Vietnamâs government has valued its stimulus package at more than $8 billion. The central bank has set a 30 percent maximum target for loan growth this year, up from an earlier projection of 21 percent to 23 percent, HSBC said. Outstanding bank loans rose 17 percent in the first half, van der Schaft said in the note.
A âsignificant proportionâ of loans disbursed so far under the subsidized lending program have been used to refinance existing corporate liabilities or for state-owned banks to provide credit to state-owned companies, van der Schaft wrote. Some lending has also gone to consumers, he said in the note.
In addition to contributing to a stock-market rally, an attempt to expand consumer loan books has underpinned a higher interest-rate environment by also pushing up deposit rates, according to HSBC.
âBanks are funding themselves with term deposits at levels higher than where bond yields are, so that should put upward pressure on yields,â van der Schaft said in a telephone interview Friday. âAnd the governmentâs financing requirements should also tend to push yields up.â
Vietnamese bond yields are also likely to be pushed higher by Fitch Ratingsâ downgrade last week of Vietnamâs local-currency debt rating, Indochina Capital
Vietnam Holdings Ltd. said this week. Foreign investors cut their buying of Vietnamese debt in response to the downgrade, Indochina said.
Still, Standard Chartered Plc said this week that it sees âsigns of a resumption of activity in the primary government bond market in Vietnam.â

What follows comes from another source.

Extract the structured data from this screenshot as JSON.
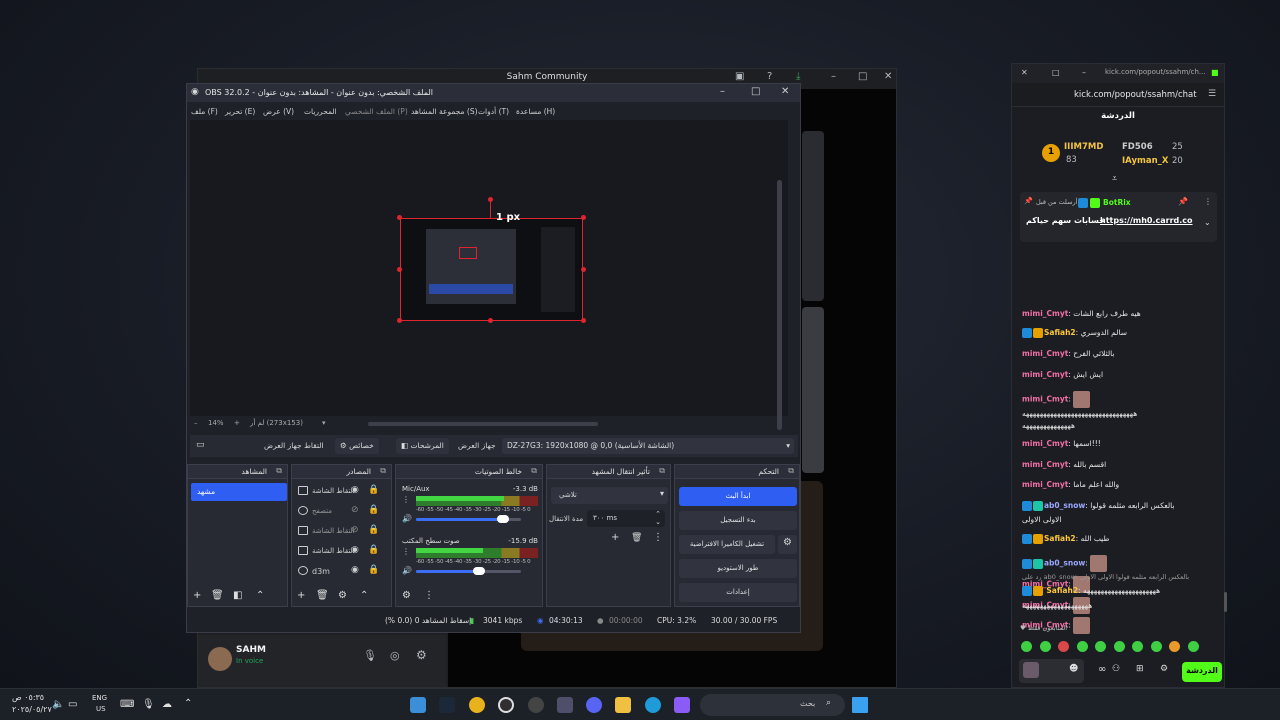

âIt seems the expectation gap between where the government would like to sell bonds and underlying demand is narrowing,â Standard Chartered said in a July 7 note.